be pure in mind and body.
The Cardinal Vicar of Pius XII
Marylike is modest without compromise, “like
Mary,” Christ’s Mother.
Marylike dresses have sleeves extending at
least to the elbows; and skirts reaching well below the knees. (Note:
because of impossible market conditions quarter-length sleeves are
temporarily tolerated with Ecclesiastical Approval, until Christian
womanhood again turns to Mary as the model of modest in dress).
Marylike dresses require full coverage for the
bodice, chest, shoulders, and back; except for a cut-out about the neck
not exceeding two fingers below the neckline in front and in back, and a
corresponding two fingers on the shoulders.
Marylike dresses do not admit as modest
coverage transparent fabrics – laces, nets, organdy, nylons, etc. –
unless sufficient backing is added. However, their moderate use as
trimmings is acceptable.
Marylike dresses avoid the improper use of
Marylike dresses conceal rather than reveal the
figure of the wearer; they do not emphasize, unduly, parts of the
Marylike dresses provide full coverage, even after jacket, cape or stole
There are three purposes for clothing:
As society deteriorates, so do all the above purposes for clothing deteriorate.
Modesty is lost to the extreme. Gang-like clothing may leave persons
exposed to the elements. Finally, dressing up is lost. Formerly
everyone had a Sunday suit, shirt and tie. We must make an observation
in regard to men without a shirt. If it does not offend modesty (and
this is disputed) then it offends in being unadorned by clothing.
Certainly, it is not fully acceptable, and custom should be so that it
is not acceptable.
to shield the body from the elements (heat and
to adorn the body.
What about the type of material? Custom has it that denim blue
is for working men’s clothing. Farmers, railroad workers, ditch diggers
and the like use it with rightful practicality. It is not wedding
garment material for men or women. When circumstances permit it,

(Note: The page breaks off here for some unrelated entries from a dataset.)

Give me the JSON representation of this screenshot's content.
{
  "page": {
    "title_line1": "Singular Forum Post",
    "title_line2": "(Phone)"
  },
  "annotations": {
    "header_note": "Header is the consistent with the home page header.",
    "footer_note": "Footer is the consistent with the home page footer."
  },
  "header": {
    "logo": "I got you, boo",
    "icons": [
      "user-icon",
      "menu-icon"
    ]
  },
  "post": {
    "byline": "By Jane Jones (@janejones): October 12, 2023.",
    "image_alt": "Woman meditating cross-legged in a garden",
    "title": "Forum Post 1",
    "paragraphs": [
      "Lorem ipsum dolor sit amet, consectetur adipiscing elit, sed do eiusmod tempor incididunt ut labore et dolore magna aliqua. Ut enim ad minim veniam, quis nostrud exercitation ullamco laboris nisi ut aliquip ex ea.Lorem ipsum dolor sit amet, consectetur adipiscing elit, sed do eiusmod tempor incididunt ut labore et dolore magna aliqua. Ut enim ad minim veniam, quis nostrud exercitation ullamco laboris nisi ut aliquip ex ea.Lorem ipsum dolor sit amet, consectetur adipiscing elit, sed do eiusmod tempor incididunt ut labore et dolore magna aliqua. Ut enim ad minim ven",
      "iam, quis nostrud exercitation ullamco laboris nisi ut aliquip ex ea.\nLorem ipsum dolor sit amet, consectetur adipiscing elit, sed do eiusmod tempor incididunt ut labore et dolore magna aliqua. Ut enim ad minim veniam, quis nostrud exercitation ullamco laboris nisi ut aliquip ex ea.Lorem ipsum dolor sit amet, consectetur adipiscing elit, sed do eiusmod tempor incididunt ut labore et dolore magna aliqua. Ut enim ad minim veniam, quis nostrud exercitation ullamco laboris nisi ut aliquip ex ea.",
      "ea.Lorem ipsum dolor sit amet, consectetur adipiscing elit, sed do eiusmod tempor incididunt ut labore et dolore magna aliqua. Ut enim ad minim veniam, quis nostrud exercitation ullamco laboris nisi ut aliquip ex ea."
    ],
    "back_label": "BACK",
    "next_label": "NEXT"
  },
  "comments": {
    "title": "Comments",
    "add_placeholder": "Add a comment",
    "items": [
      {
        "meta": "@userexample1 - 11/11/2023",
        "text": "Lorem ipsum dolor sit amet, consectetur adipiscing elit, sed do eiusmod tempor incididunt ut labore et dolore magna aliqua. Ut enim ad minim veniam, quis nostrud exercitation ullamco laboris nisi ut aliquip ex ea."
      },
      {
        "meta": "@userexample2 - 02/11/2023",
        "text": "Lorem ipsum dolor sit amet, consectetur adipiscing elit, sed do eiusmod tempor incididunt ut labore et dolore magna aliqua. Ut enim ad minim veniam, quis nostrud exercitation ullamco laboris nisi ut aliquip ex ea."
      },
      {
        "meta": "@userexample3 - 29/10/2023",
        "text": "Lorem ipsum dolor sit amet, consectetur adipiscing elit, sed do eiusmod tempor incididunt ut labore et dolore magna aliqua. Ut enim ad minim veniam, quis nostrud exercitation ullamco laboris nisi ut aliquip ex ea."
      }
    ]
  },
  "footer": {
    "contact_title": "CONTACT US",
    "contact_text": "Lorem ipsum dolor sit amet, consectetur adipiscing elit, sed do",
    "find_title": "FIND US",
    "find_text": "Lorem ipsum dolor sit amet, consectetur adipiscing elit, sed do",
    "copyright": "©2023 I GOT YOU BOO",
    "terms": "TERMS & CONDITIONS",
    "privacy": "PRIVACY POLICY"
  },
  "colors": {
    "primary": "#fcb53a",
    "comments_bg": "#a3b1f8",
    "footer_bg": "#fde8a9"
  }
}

such types of material should not appear at divine services, for we must
be on our best-dressed behavior when worshiping God. A person on
the way to rough work and returning from it can be excused. Catholics
should be leading the way in morality and elegance. We must elevate
our rotten society and not live in it without influencing it for the better.
Pius, pp. XIII
Sept. 3, 1999